* **What to work on**: Where a line below holds the string "time", copy that line.

Start of Block

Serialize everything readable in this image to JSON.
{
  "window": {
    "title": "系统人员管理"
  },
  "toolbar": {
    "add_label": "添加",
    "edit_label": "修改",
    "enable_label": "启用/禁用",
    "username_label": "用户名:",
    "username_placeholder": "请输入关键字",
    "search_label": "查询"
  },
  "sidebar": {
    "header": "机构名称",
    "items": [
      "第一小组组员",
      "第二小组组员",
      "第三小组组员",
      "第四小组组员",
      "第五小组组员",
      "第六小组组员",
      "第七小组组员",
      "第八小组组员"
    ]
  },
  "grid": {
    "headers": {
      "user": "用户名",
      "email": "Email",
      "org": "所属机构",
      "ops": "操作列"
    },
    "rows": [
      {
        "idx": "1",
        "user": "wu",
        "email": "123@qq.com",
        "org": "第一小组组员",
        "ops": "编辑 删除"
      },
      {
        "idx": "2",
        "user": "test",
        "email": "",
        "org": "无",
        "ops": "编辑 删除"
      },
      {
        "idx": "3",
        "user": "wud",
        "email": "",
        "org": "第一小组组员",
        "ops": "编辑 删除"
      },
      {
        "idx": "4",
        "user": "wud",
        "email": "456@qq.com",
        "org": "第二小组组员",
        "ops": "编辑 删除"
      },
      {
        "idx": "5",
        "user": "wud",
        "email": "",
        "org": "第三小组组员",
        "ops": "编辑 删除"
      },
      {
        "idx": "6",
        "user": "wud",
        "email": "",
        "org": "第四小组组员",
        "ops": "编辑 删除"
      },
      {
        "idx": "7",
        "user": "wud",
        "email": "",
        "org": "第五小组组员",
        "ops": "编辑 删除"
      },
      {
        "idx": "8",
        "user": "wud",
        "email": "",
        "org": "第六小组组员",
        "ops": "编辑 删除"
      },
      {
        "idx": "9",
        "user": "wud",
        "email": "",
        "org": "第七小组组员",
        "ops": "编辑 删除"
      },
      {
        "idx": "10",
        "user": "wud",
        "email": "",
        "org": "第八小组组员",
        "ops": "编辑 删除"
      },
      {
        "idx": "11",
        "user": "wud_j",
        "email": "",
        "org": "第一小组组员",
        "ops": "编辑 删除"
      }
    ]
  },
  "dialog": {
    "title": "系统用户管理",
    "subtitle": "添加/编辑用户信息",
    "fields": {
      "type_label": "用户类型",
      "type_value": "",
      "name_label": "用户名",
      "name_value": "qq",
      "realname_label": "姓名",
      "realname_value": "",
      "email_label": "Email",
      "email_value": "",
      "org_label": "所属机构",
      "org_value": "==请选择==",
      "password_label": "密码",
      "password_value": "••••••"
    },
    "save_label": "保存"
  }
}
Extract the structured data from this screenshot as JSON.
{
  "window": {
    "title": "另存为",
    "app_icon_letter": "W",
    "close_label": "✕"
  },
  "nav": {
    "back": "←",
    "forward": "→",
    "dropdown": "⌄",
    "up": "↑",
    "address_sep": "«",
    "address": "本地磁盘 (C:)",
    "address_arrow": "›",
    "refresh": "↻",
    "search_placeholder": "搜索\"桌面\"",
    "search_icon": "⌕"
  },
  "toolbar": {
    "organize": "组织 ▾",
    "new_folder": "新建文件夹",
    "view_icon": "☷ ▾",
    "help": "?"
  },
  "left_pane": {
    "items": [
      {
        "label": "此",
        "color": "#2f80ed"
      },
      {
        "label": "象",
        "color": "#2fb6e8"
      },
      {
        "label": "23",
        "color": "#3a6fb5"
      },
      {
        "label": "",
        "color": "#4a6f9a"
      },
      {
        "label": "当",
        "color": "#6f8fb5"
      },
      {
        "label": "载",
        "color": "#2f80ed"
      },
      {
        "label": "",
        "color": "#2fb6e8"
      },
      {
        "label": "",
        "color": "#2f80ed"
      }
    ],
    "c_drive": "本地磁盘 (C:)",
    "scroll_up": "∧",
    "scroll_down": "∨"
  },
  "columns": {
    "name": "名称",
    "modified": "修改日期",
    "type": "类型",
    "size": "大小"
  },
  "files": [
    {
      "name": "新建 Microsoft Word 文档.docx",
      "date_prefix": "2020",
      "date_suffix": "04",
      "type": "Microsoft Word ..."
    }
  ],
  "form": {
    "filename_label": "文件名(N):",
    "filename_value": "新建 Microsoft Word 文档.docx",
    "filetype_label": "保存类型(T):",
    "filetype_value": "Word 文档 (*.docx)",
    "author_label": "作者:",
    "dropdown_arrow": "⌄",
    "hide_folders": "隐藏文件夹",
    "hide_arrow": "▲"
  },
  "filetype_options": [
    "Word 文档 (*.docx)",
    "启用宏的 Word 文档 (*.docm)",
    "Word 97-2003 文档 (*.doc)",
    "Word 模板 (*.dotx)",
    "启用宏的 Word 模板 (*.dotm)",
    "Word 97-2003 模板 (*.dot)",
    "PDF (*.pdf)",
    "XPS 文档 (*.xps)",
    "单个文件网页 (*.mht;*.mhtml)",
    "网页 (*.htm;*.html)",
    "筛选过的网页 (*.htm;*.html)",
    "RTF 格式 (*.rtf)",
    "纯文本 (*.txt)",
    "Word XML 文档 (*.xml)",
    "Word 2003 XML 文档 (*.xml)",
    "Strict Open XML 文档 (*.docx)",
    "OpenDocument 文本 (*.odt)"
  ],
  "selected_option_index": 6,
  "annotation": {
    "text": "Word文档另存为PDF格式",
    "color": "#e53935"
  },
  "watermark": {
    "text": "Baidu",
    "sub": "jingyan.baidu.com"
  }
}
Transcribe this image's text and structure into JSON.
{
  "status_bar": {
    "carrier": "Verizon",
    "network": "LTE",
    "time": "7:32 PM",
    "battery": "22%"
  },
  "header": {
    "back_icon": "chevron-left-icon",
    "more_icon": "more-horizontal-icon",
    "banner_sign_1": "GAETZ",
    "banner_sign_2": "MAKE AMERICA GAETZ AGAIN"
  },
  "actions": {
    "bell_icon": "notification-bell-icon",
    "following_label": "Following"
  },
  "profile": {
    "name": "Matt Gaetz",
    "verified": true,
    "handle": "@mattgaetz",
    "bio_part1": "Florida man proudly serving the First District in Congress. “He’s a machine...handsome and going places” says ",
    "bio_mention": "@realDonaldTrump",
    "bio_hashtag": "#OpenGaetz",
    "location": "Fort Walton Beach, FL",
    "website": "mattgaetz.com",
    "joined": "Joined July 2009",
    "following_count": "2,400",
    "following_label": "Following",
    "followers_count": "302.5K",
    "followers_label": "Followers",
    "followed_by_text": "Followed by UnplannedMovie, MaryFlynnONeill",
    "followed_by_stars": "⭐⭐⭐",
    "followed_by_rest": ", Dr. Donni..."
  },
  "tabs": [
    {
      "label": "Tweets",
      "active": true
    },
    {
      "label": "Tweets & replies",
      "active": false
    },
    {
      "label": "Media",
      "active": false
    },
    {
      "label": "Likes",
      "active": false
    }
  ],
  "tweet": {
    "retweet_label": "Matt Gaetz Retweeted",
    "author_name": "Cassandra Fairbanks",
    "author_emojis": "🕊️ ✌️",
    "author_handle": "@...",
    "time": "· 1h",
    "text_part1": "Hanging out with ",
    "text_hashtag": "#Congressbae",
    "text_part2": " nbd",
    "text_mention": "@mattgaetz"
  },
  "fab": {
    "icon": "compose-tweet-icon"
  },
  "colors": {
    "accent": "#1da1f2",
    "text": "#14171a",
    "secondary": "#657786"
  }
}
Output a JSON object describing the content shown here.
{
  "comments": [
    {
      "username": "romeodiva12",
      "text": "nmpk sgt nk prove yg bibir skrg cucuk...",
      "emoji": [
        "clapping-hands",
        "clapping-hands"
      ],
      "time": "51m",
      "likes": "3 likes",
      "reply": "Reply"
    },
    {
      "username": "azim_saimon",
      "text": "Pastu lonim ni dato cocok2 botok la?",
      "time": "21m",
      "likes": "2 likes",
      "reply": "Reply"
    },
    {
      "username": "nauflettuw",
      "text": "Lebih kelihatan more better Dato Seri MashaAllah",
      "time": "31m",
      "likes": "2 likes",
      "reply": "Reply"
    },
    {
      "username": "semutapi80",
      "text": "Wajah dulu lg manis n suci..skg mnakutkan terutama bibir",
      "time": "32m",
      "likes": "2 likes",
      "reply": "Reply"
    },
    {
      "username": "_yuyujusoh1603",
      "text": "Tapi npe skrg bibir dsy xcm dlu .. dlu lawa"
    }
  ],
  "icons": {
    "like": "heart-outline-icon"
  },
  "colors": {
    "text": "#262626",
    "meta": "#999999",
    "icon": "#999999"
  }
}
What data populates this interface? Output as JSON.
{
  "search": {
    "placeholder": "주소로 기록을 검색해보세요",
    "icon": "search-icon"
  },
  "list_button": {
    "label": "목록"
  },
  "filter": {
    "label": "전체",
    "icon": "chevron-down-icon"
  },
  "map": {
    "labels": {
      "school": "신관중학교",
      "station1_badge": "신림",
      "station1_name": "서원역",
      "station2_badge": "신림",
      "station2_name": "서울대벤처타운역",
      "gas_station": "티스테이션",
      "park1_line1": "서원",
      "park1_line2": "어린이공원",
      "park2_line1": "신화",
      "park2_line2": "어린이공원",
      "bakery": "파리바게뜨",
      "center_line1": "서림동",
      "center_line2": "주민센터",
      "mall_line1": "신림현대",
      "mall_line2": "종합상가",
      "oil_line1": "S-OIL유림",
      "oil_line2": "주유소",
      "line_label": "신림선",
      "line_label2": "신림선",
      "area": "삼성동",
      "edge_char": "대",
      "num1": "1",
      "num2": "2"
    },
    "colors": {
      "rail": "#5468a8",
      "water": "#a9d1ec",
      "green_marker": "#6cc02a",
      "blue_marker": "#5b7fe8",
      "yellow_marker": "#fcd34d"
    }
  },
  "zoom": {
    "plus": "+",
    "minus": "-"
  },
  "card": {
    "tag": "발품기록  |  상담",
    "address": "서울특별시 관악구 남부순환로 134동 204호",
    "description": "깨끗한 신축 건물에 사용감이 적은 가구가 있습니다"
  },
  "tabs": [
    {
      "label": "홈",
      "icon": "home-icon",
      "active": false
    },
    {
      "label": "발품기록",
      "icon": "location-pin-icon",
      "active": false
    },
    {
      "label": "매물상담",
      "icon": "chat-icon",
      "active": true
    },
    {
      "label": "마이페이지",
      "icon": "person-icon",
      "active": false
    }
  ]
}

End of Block

* **Response to this task**:
    "time": "7:32 PM",
    "time": "· 1h",
      "time": "51m",
      "time": "21m",
      "time": "31m",
      "time": "32m",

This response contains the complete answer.